Count the lines below that include the word "text" and write that number alone.

*****

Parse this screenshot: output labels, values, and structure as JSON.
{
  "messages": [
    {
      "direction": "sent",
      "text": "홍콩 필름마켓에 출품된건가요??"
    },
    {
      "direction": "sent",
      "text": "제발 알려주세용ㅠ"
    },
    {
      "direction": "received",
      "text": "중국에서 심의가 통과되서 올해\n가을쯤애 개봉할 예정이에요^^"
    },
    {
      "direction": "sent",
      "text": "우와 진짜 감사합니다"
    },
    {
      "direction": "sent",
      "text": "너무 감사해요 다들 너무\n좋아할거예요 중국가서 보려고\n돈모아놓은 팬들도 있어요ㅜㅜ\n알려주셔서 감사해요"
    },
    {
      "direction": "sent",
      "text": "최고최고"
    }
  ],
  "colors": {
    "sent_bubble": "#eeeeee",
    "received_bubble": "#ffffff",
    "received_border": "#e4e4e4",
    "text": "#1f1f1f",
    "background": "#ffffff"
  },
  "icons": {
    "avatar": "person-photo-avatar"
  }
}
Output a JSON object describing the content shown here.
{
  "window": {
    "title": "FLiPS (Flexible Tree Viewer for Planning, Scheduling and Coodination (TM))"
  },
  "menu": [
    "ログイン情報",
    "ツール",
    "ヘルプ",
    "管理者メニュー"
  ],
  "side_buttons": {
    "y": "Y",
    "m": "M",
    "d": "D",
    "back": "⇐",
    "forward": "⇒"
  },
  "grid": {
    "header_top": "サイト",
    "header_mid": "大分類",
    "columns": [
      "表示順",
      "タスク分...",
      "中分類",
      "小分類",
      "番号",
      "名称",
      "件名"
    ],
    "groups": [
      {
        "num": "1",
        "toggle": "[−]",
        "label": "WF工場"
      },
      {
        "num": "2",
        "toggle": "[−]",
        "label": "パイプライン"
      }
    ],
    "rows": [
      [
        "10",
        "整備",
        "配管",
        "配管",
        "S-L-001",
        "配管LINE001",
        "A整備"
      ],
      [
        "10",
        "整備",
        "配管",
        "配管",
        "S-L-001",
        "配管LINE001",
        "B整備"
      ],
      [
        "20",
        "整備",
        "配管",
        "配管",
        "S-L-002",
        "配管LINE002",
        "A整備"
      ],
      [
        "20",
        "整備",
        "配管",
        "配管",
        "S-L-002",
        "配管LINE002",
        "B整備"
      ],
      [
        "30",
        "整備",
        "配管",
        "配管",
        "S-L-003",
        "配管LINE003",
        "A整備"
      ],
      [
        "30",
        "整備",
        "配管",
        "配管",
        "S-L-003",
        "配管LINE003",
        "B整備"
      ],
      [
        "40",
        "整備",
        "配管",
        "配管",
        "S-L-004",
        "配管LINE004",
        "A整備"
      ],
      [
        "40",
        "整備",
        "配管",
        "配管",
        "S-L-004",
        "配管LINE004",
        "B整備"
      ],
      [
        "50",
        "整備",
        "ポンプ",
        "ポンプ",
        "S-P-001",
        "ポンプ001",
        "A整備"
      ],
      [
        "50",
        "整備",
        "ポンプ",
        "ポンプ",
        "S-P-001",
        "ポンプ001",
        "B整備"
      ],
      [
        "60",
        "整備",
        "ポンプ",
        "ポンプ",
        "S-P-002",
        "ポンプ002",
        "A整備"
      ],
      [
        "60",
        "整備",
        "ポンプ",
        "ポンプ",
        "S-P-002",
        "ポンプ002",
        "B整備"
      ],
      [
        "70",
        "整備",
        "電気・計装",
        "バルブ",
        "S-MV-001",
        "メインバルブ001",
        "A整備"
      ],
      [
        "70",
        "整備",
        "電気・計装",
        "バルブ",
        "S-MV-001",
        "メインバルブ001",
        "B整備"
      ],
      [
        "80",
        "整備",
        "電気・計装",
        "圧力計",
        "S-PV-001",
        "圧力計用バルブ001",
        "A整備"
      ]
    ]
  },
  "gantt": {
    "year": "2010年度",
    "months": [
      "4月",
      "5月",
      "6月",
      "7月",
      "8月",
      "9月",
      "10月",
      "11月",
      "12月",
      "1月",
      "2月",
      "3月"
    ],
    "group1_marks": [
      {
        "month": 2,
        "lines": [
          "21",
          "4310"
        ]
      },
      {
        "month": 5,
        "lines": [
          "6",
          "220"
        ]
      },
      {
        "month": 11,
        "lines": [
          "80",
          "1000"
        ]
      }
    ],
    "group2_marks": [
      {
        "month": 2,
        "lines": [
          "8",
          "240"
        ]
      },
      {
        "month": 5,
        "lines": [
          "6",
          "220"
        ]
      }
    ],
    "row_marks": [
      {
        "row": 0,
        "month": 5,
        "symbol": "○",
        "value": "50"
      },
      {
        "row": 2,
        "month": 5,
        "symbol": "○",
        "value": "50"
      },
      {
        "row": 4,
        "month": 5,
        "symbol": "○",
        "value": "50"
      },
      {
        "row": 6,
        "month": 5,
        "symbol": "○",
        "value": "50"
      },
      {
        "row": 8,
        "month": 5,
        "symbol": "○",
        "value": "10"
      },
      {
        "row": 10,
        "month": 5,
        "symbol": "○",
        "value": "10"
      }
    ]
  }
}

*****

** WORKED SOLUTION **
7